Items from an interface collection
┌──

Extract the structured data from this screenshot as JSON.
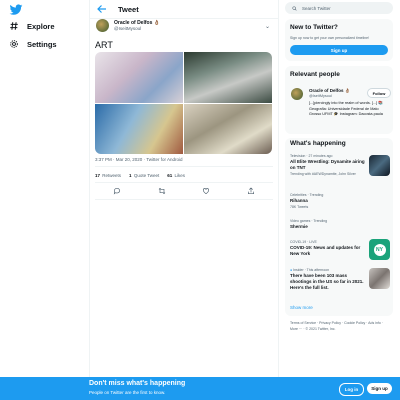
{
  "nav": {
    "explore": "Explore",
    "settings": "Settings"
  },
  "header": {
    "title": "Tweet"
  },
  "tweet": {
    "author_name": "Oracle of Delfos 👌🏽",
    "author_handle": "@IseitMysoul",
    "text": "ART",
    "meta": "3:37 PM · Mar 20, 2020 · Twitter for Android",
    "retweets": "17",
    "retweets_label": "Retweets",
    "quotes": "1",
    "quotes_label": "Quote Tweet",
    "likes": "61",
    "likes_label": "Likes"
  },
  "search": {
    "placeholder": "Search Twitter"
  },
  "new_to_twitter": {
    "title": "New to Twitter?",
    "subtitle": "Sign up now to get your own personalized timeline!",
    "button": "Sign up"
  },
  "relevant": {
    "title": "Relevant people",
    "name": "Oracle of Delfos 👌🏽",
    "handle": "@IseitMysoul",
    "follow": "Follow",
    "bio": "[...]piercingly into the realm of words. [...] 📚 Geografia: Universidade Federal de Mato Grosso UFMT 🎓 Instagram: Dacosta.paula"
  },
  "happening": {
    "title": "What's happening",
    "trends": [
      {
        "meta": "Television · 27 minutes ago",
        "title": "All Elite Wrestling: Dynamite airing on TNT",
        "sub": "Trending with #AEWDynamite, John Silver"
      },
      {
        "meta": "Celebrities · Trending",
        "title": "Rihanna",
        "sub": "78K Tweets"
      },
      {
        "meta": "Video games · Trending",
        "title": "Shermie",
        "sub": ""
      },
      {
        "meta": "COVID-19 · LIVE",
        "title": "COVID-19: News and updates for New York",
        "sub": ""
      },
      {
        "meta": "Insider · This afternoon",
        "title": "There have been 103 mass shootings in the US so far in 2021. Here's the full list.",
        "sub": ""
      }
    ],
    "show_more": "Show more"
  },
  "footer": {
    "links": "Terms of Service · Privacy Policy · Cookie Policy · Ads info · More ··· · © 2021 Twitter, Inc."
  },
  "banner": {
    "title": "Don't miss what's happening",
    "subtitle": "People on Twitter are the first to know.",
    "login": "Log in",
    "signup": "Sign up"
  }
}
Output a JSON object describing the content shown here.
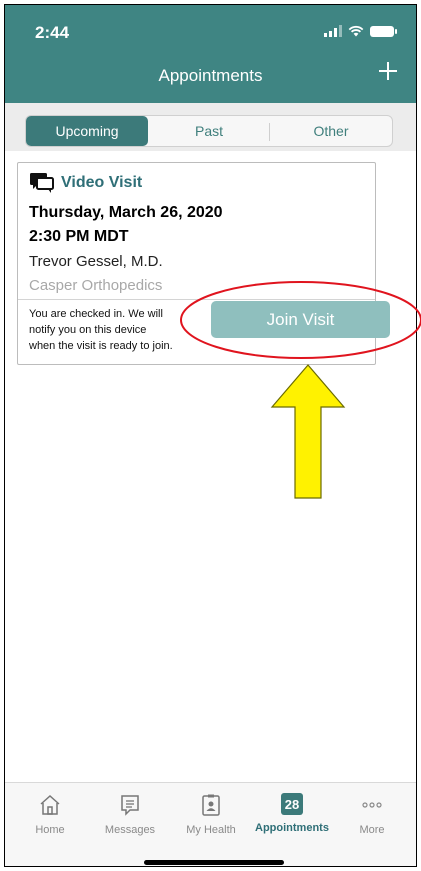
{
  "status_bar": {
    "time": "2:44"
  },
  "header": {
    "title": "Appointments",
    "add_icon": "plus-icon"
  },
  "segments": [
    {
      "label": "Upcoming",
      "active": true
    },
    {
      "label": "Past",
      "active": false
    },
    {
      "label": "Other",
      "active": false
    }
  ],
  "appointment": {
    "type_label": "Video Visit",
    "type_icon": "video-chat-icon",
    "date": "Thursday, March 26, 2020",
    "time": "2:30 PM MDT",
    "provider": "Trevor Gessel, M.D.",
    "department": "Casper Orthopedics",
    "checkin_line1": "You are checked in. We will",
    "checkin_line2": "notify you on this device",
    "checkin_line3": "when the visit is ready to join.",
    "join_label": "Join Visit"
  },
  "tabs": [
    {
      "label": "Home",
      "icon": "home-icon",
      "active": false
    },
    {
      "label": "Messages",
      "icon": "message-icon",
      "active": false
    },
    {
      "label": "My Health",
      "icon": "health-record-icon",
      "active": false
    },
    {
      "label": "Appointments",
      "icon": "calendar-icon",
      "active": true,
      "badge": "28"
    },
    {
      "label": "More",
      "icon": "more-dots-icon",
      "active": false
    }
  ],
  "colors": {
    "header": "#3f8583",
    "segment_active": "#3c7a7a",
    "join_button": "#8fbfbe",
    "annotation_circle": "#e0141e",
    "annotation_arrow_fill": "#fff200"
  }
}
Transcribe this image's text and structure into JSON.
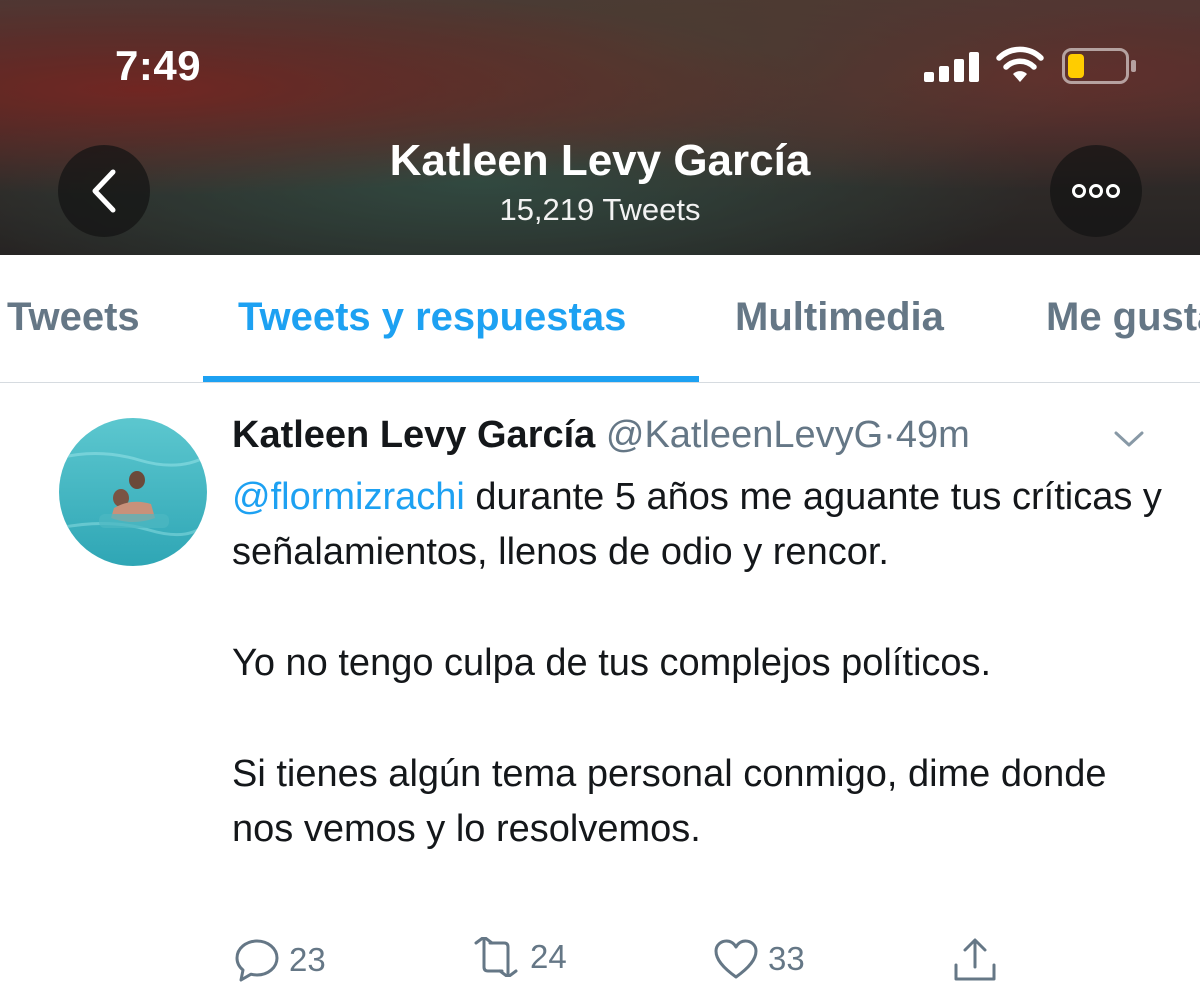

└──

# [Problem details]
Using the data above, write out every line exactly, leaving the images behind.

# [Exercise result]
Extract the structured data from this screenshot as JSON.
{
  "nav": {
    "explore": "Explore",
    "settings": "Settings"
  },
  "header": {
    "title": "Tweet"
  },
  "tweet": {
    "author_name": "Oracle of Delfos 👌🏽",
    "author_handle": "@IseitMysoul",
    "text": "ART",
    "meta": "3:37 PM · Mar 20, 2020 · Twitter for Android",
    "retweets": "17",
    "retweets_label": "Retweets",
    "quotes": "1",
    "quotes_label": "Quote Tweet",
    "likes": "61",
    "likes_label": "Likes"
  },
  "search": {
    "placeholder": "Search Twitter"
  },
  "new_to_twitter": {
    "title": "New to Twitter?",
    "subtitle": "Sign up now to get your own personalized timeline!",
    "button": "Sign up"
  },
  "relevant": {
    "title": "Relevant people",
    "name": "Oracle of Delfos 👌🏽",
    "handle": "@IseitMysoul",
    "follow": "Follow",
    "bio": "[...]piercingly into the realm of words. [...] 📚 Geografia: Universidade Federal de Mato Grosso UFMT 🎓 Instagram: Dacosta.paula"
  },
  "happening": {
    "title": "What's happening",
    "trends": [
      {
        "meta": "Television · 27 minutes ago",
        "title": "All Elite Wrestling: Dynamite airing on TNT",
        "sub": "Trending with #AEWDynamite, John Silver"
      },
      {
        "meta": "Celebrities · Trending",
        "title": "Rihanna",
        "sub": "78K Tweets"
      },
      {
        "meta": "Video games · Trending",
        "title": "Shermie",
        "sub": ""
      },
      {
        "meta": "COVID-19 · LIVE",
        "title": "COVID-19: News and updates for New York",
        "sub": ""
      },
      {
        "meta": "Insider · This afternoon",
        "title": "There have been 103 mass shootings in the US so far in 2021. Here's the full list.",
        "sub": ""
      }
    ],
    "show_more": "Show more"
  },
  "footer": {
    "links": "Terms of Service · Privacy Policy · Cookie Policy · Ads info · More ··· · © 2021 Twitter, Inc."
  },
  "banner": {
    "title": "Don't miss what's happening",
    "subtitle": "People on Twitter are the first to know.",
    "login": "Log in",
    "signup": "Sign up"
  }
}
Output a JSON object describing the content shown here.
{
  "status_bar": {
    "time": "2:44"
  },
  "header": {
    "title": "Appointments",
    "add_icon": "plus-icon"
  },
  "segments": [
    {
      "label": "Upcoming",
      "active": true
    },
    {
      "label": "Past",
      "active": false
    },
    {
      "label": "Other",
      "active": false
    }
  ],
  "appointment": {
    "type_label": "Video Visit",
    "type_icon": "video-chat-icon",
    "date": "Thursday, March 26, 2020",
    "time": "2:30 PM MDT",
    "provider": "Trevor Gessel, M.D.",
    "department": "Casper Orthopedics",
    "checkin_line1": "You are checked in. We will",
    "checkin_line2": "notify you on this device",
    "checkin_line3": "when the visit is ready to join.",
    "join_label": "Join Visit"
  },
  "tabs": [
    {
      "label": "Home",
      "icon": "home-icon",
      "active": false
    },
    {
      "label": "Messages",
      "icon": "message-icon",
      "active": false
    },
    {
      "label": "My Health",
      "icon": "health-record-icon",
      "active": false
    },
    {
      "label": "Appointments",
      "icon": "calendar-icon",
      "active": true,
      "badge": "28"
    },
    {
      "label": "More",
      "icon": "more-dots-icon",
      "active": false
    }
  ],
  "colors": {
    "header": "#3f8583",
    "segment_active": "#3c7a7a",
    "join_button": "#8fbfbe",
    "annotation_circle": "#e0141e",
    "annotation_arrow_fill": "#fff200"
  }
}
Transcribe this image's text and structure into JSON.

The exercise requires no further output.